    Yang S, Fransson U, Fagerhus L, Holst LS, Hohmeier HE, Renstrom E, Mulder H. Enhanced cAMP protein kinase A signaling determines improved insulin secretion in a clonal insulin-producing beta-cell line (INS-1 832/13). Molecular Endocrinology 2004 18 23122320. (https://doi.org/10.1210/me.2004-0148)

    • Search Google Scholar
    • Export Citation
  • 19

    Santos SH, Giani JF, Burghi V, Miquet JG, Qadri F, Braga JF, Todiras M, Kotnik K, Alenina N & Dominici FP et al.Oral administration of angiotensin-(1–7) ameliorates type 2 diabetes in rats. Journal of Molecular Medicine 2014 92 255265. (https://doi.org/10.1007/s00109-013-1087-0)

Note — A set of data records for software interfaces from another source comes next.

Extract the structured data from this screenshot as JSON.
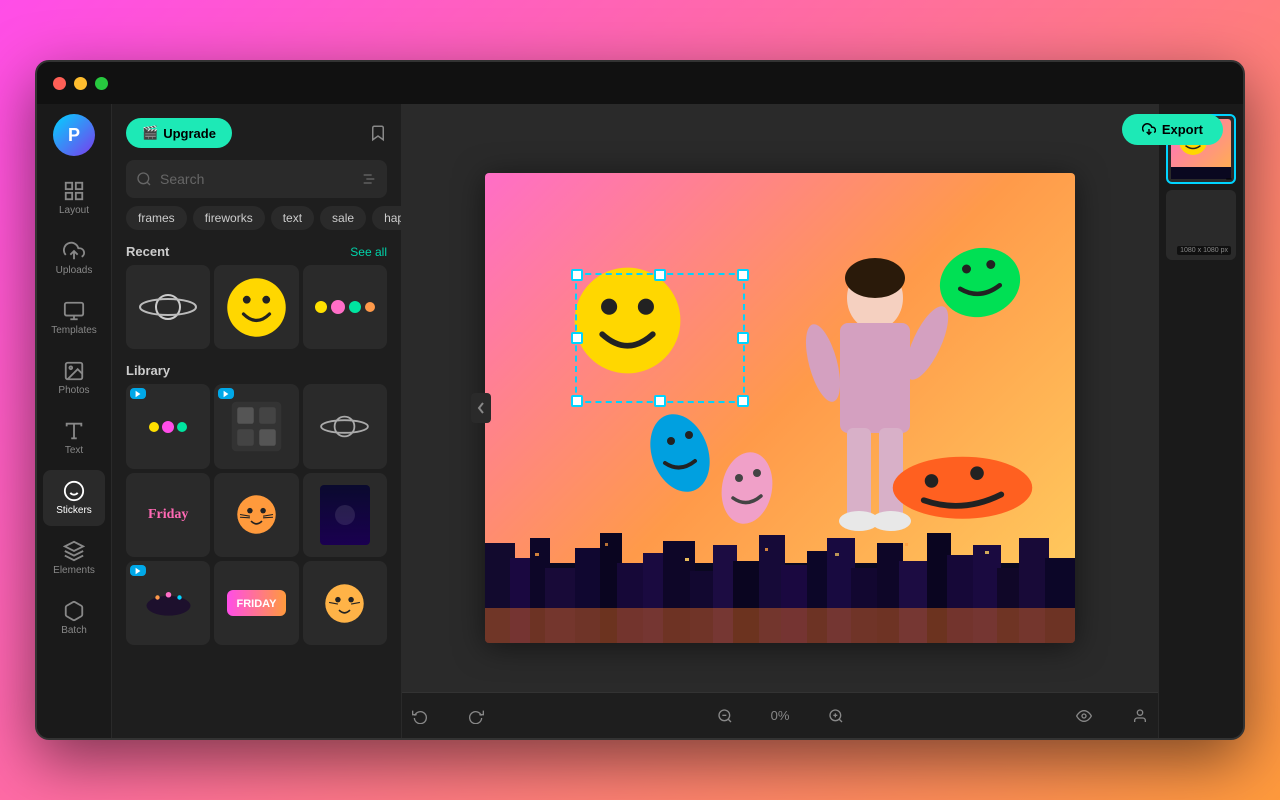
{
  "app": {
    "logo_text": "P",
    "upgrade_label": "Upgrade",
    "export_label": "Export"
  },
  "browser": {
    "dots": [
      "dot1",
      "dot2",
      "dot3"
    ]
  },
  "sidebar": {
    "items": [
      {
        "id": "layout",
        "label": "Layout"
      },
      {
        "id": "uploads",
        "label": "Uploads"
      },
      {
        "id": "templates",
        "label": "Templates"
      },
      {
        "id": "photos",
        "label": "Photos"
      },
      {
        "id": "text",
        "label": "Text"
      },
      {
        "id": "stickers",
        "label": "Stickers"
      },
      {
        "id": "elements",
        "label": "Elements"
      },
      {
        "id": "batch",
        "label": "Batch"
      }
    ]
  },
  "stickers_panel": {
    "search_placeholder": "Search",
    "tags": [
      "frames",
      "fireworks",
      "text",
      "sale",
      "happ"
    ],
    "recent_label": "Recent",
    "see_all_label": "See all",
    "library_label": "Library"
  },
  "canvas": {
    "zoom_percent": "0%",
    "dimension_label": "1080 x 1080 px"
  },
  "toolbar": {
    "undo_label": "",
    "redo_label": "",
    "zoom_out_label": "",
    "zoom_percent_label": "0%",
    "zoom_in_label": "",
    "eye_label": "",
    "person_label": ""
  }
}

    • Search Google Scholar
    • Export Citation
  • 20

    Marcus Y, Shefer G, Sasson K, Kohen F, Limor R, Pappo O, Nevo N, Biton I, Bach M & Berkutzki T et al.Angiotensin 1–7 as means to prevent the metabolic syndrome: lessons from the fructose-fed rat model. Diabetes 2013 62 11211130. (https://doi.org/10.2337/db12-0792)

    • Search Google Scholar
    • Export Citation
  • 21

    Matthews RP, McKnight GS. Characterization of the cAMP response element of the cystic fibrosis transmembrane conductance regulator gene promoter. Journal of Biological Chemistry 1996 271 3186931877. (https://doi.org/10.1074/jbc.271.50.31869)

    • Search Google Scholar
    • Export Citation
  • 22

    Ntimbane T, Mailhot G, Spahis S, Rabasa-Lhoret R, Kleme ML, Melloul D, Brochiero E, Berthiaume Y, Levy E. CFTR silencing in pancreatic beta-cells reveals a functional impact on glucose-stimulated insulin secretion and oxidative stress response. American Journal of Physiology: Endocrinology and Metabolism 2016 310 E200E212. (https://doi.org/10.1152/ajpendo.00333.2015)

    • Search Google Scholar
    • Export Citation
  • 23

    Huang WQ, Guo JH, Yuan C, Cui YG, Diao FY, Yu MK, Liu JY, Ruan YC, Chan HC. Abnormal CFTR affects glucagon production by islet alpha cells in cystic fibrosis and polycystic ovarian syndrome. Frontiers in Physiology 2017 8 835. (https://doi.org/10.3389/fphys.2017.00835)

    • Search Google Scholar
    • Export Citation
  • 24

    Huang WQ, Guo JH, Zhang XH, Yu MK, Chung YW, Ruan YC, Chan HC. Glucose-sensitive CFTR suppresses glucagon secretion by potentiating KATP channels in pancreatic islet alpha cells. Endocrinology 2017 158 31883199. (https://doi.org/10.1210/en.2017-00282)

    • Search Google Scholar
    • Export Citation
  • 25

    Shanik MH, Xu Y, Skrha J, Dankner R, Zick Y, Roth J. Insulin resistance and hyperinsulinemia: is hyperinsulinemia the cart or the horse? Diabetes Care 2008 31 (Supplement 2) S262S268. (https://doi.org/10.2337/dc08-s264)

    • Search Google Scholar
    • Export Citation